Fortunately for many, anemia can easily be diagnosed with a simple blood test. For many others, however, especially those living in poorer areas of the world, access to a blood test many of us may see as routine is not readily available. As a result, many people aren’t able to get the care they need.
A team of researchers at the University College London and the University of Ghana may have come up with a solution: smartphones and a smartphone app, which can be more easily distributed around the world compared to the tools needed for a blood test. It’s also a more affordable option. Researchers describe their efforts to use smartphone technology for anemia diagnosis in a new article published in PLOS One.
The team developed a unique approach to collecting and analyzing images taken of certain parts of the skin, including the eyes and the lips. Then, using artificial intelligence, researchers developed an app that can analyze these images by looking at the color of the skin tissue. That’s because hemoglobin absorbs light, changing pigmentation in certain areas of the body. Because anemia affects hemoglobin levels, detecting abnormalities in skin pigmentation through pictures could help detect anemia without the need for a blood test. This approach, colorimetry, is a standard, well-known method of analysis. Colorimetry operates on the idea that certain compounds and pigments absorb certain wavelengths of light, allowing researchers to detect changes beneath the skin by looking at how light does or doesn’t pass through hemoglobin.

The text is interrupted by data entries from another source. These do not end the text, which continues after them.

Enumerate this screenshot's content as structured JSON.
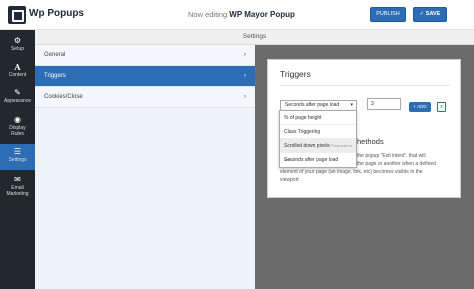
{
  "app": {
    "brand": "Wp Popups"
  },
  "header": {
    "editing_prefix": "Now editing",
    "popup_name": "WP Mayor Popup",
    "publish_label": "PUBLISH",
    "save_label": "SAVE"
  },
  "rail": {
    "items": [
      {
        "label": "Setup",
        "icon": "gear-icon",
        "glyph": "⚙"
      },
      {
        "label": "Content",
        "icon": "text-icon",
        "glyph": "A"
      },
      {
        "label": "Appearance",
        "icon": "brush-icon",
        "glyph": "✎"
      },
      {
        "label": "Display Rules",
        "icon": "eye-icon",
        "glyph": "◉"
      },
      {
        "label": "Settings",
        "icon": "sliders-icon",
        "glyph": "☰"
      },
      {
        "label": "Email Marketing",
        "icon": "megaphone-icon",
        "glyph": "✉"
      }
    ],
    "active": "Settings"
  },
  "settings": {
    "title": "Settings",
    "menu": [
      {
        "label": "General"
      },
      {
        "label": "Triggers"
      },
      {
        "label": "Cookies/Close"
      }
    ],
    "active": "Triggers"
  },
  "triggers": {
    "title": "Triggers",
    "selected": "Seconds after page load",
    "number_value": "3",
    "add_label": "ADD",
    "remove_label": "x",
    "dropdown_options": [
      "% of page height",
      "Class Triggering",
      "Scrolled down pixels",
      "Seconds after page load"
    ],
    "hover_hint": "Press enter to select",
    "heading_fragment": "hethods",
    "description_lines": [
      "the popup \"Exit intent\", that will",
      "the page or another when a defined",
      "element of your page (an image, link, etc) becomes visible in the",
      "viewport"
    ]
  }
}
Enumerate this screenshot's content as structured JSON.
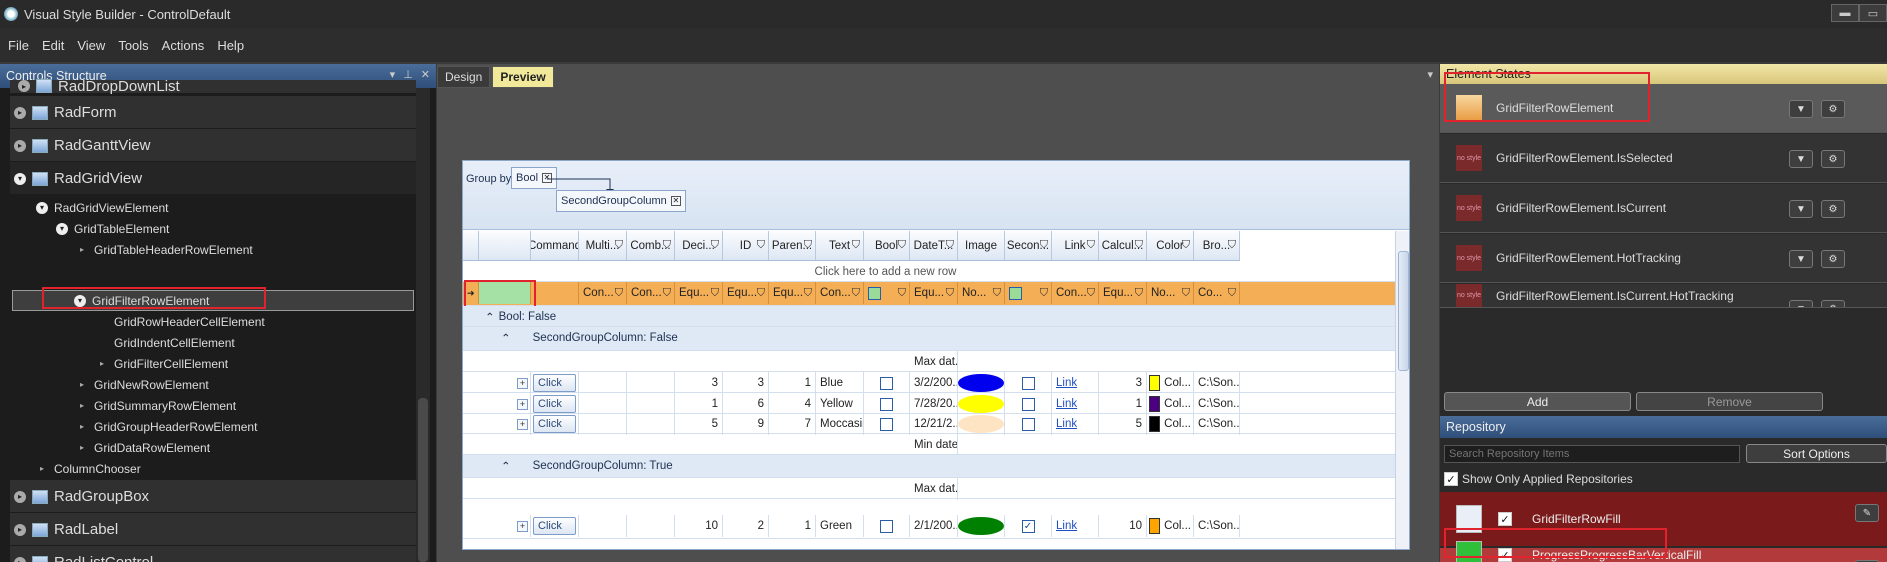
{
  "window": {
    "title": "Visual Style Builder - ControlDefault",
    "min": "▬",
    "max": "▭"
  },
  "menu": [
    "File",
    "Edit",
    "View",
    "Tools",
    "Actions",
    "Help"
  ],
  "controls_panel": {
    "title": "Controls Structure",
    "pin": "▾",
    "lock": "⊥",
    "close": "✕",
    "top_cut": "RadDropDownList",
    "nodes": [
      "RadForm",
      "RadGanttView",
      "RadGridView"
    ],
    "sub": [
      "RadGridViewElement",
      "GridTableElement",
      "GridTableHeaderRowElement",
      "GridFilterRowElement",
      "GridRowHeaderCellElement",
      "GridIndentCellElement",
      "GridFilterCellElement",
      "GridNewRowElement",
      "GridSummaryRowElement",
      "GridGroupHeaderRowElement",
      "GridDataRowElement",
      "ColumnChooser"
    ],
    "nodes2": [
      "RadGroupBox",
      "RadLabel",
      "RadListControl"
    ]
  },
  "design_tabs": [
    "Design",
    "Preview"
  ],
  "grid": {
    "group_by_label": "Group by:",
    "chip1": "Bool",
    "chip2": "SecondGroupColumn",
    "headers": [
      "Command",
      "Multi...",
      "Comb...",
      "Deci...",
      "ID",
      "Paren...",
      "Text",
      "Bool",
      "DateT...",
      "Image",
      "Secon...",
      "Link",
      "Calcul...",
      "Color",
      "Bro..."
    ],
    "new_row": "Click here to add a new row",
    "filters": [
      "Con...",
      "Con...",
      "Equ...",
      "Equ...",
      "Equ...",
      "Con...",
      "",
      "Equ...",
      "No...",
      "",
      "Con...",
      "Equ...",
      "No...",
      "Co..."
    ],
    "group_bool": "Bool: False",
    "group_second_false": "SecondGroupColumn: False",
    "group_second_true": "SecondGroupColumn: True",
    "max_date": "Max dat...",
    "min_date": "Min date...",
    "rows": [
      {
        "cmd": "Click",
        "dec": "3",
        "id": "3",
        "parent": "1",
        "text": "Blue",
        "date": "3/2/200...",
        "oval": "#0000ee",
        "sec": false,
        "link": "Link",
        "calc": "3",
        "color": "#ffff00",
        "colortxt": "Col...",
        "path": "C:\\Son..."
      },
      {
        "cmd": "Click",
        "dec": "1",
        "id": "6",
        "parent": "4",
        "text": "Yellow",
        "date": "7/28/20...",
        "oval": "#ffff00",
        "sec": false,
        "link": "Link",
        "calc": "1",
        "color": "#4b0082",
        "colortxt": "Col...",
        "path": "C:\\Son..."
      },
      {
        "cmd": "Click",
        "dec": "5",
        "id": "9",
        "parent": "7",
        "text": "Moccasin",
        "date": "12/21/2...",
        "oval": "#ffe4c4",
        "sec": false,
        "link": "Link",
        "calc": "5",
        "color": "#000000",
        "colortxt": "Col...",
        "path": "C:\\Son..."
      },
      {
        "cmd": "Click",
        "dec": "10",
        "id": "2",
        "parent": "1",
        "text": "Green",
        "date": "2/1/200...",
        "oval": "#008000",
        "sec": true,
        "link": "Link",
        "calc": "10",
        "color": "#ffa500",
        "colortxt": "Col...",
        "path": "C:\\Son..."
      }
    ]
  },
  "element_states": {
    "title": "Element States",
    "states": [
      "GridFilterRowElement",
      "GridFilterRowElement.IsSelected",
      "GridFilterRowElement.IsCurrent",
      "GridFilterRowElement.HotTracking",
      "GridFilterRowElement.IsCurrent.HotTracking"
    ],
    "no_style": "no style",
    "add": "Add",
    "remove": "Remove"
  },
  "repository": {
    "title": "Repository",
    "search_placeholder": "Search Repository Items",
    "sort_options": "Sort Options",
    "show_only": "Show Only Applied Repositories",
    "items": [
      {
        "name": "GridFilterRowFill",
        "swatch": "#e9eef7"
      },
      {
        "name": "ProgressProgressBarVerticalFill",
        "swatch": "#2fbf3a"
      }
    ]
  },
  "colors": {
    "accent_red": "#e0232c",
    "filter_row": "#f4ae55",
    "repo_row1": "#7a1a1a",
    "repo_row2": "#b23a3a"
  }
}
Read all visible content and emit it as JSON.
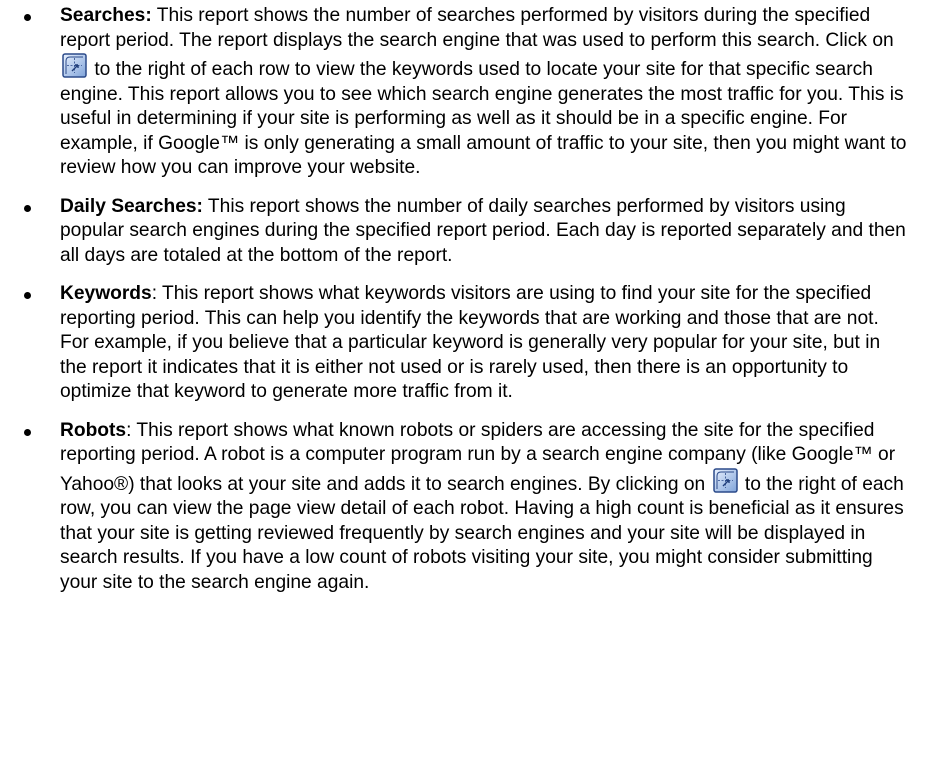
{
  "items": [
    {
      "term": "Searches:",
      "text1": " This report shows the number of searches performed by visitors during the specified report period. The report displays the search engine that was used to perform this search. Click on ",
      "icon": "drill-down-icon",
      "text2": " to the right of each row to view the keywords used to locate your site for that specific search engine. This report allows you to see which search engine generates the most traffic for you. This is useful in determining if your site is performing as well as it should be in a specific engine. For example, if Google™ is only generating a small amount of traffic to your site, then you might want to review how you can improve your website."
    },
    {
      "term": "Daily Searches:",
      "text1": " This report shows the number of daily searches performed by visitors using popular search engines during the specified report period. Each day is reported separately and then all days are totaled at the bottom of the report."
    },
    {
      "term": "Keywords",
      "text1": ": This report shows what keywords visitors are using to find your site for the specified reporting period. This can help you identify the keywords that are working and those that are not. For example, if you believe that a particular keyword is generally very popular for your site, but in the report it indicates that it is either not used or is rarely used, then there is an opportunity to optimize that keyword to generate more traffic from it."
    },
    {
      "term": "Robots",
      "text1": ": This report shows what known robots or spiders are accessing the site for the specified reporting period. A robot is a computer program run by a search engine company (like Google™ or Yahoo®) that looks at your site and adds it to search engines. By clicking on ",
      "icon": "drill-down-icon",
      "text2": " to the right of each row, you can view the page view detail of each robot. Having a high count is beneficial as it ensures that your site is getting reviewed frequently by search engines and your site will be displayed in search results. If you have a low count of robots visiting your site, you might consider submitting your site to the search engine again."
    }
  ],
  "colors": {
    "text": "#000000",
    "icon_border": "#2b4a8a",
    "icon_fill_top": "#eaf2ff",
    "icon_fill_bottom": "#7fa3d9"
  }
}
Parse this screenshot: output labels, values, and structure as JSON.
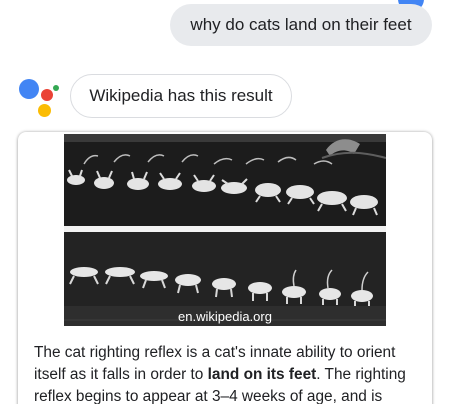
{
  "colors": {
    "google_blue": "#4285f4",
    "google_red": "#ea4335",
    "google_yellow": "#fbbc04",
    "google_green": "#34a853",
    "user_bubble_bg": "#e8eaed",
    "text": "#202124"
  },
  "conversation": {
    "user_query": "why do cats land on their feet",
    "assistant_reply": "Wikipedia has this result"
  },
  "result_card": {
    "image_caption": "en.wikipedia.org",
    "snippet_before": "The cat righting reflex is a cat's innate ability to orient itself as it falls in order to ",
    "snippet_bold": "land on its feet",
    "snippet_after": ". The righting reflex begins to appear at 3–4 weeks of age, and is"
  },
  "icons": {
    "assistant": "google-assistant-dots-icon",
    "user_avatar": "user-avatar"
  }
}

Initial testing suggests the smartphone app recognized cases of severe anemia and was even able to detect some more mild cases. Further research and testing is needed before the device can be used effectively in the field.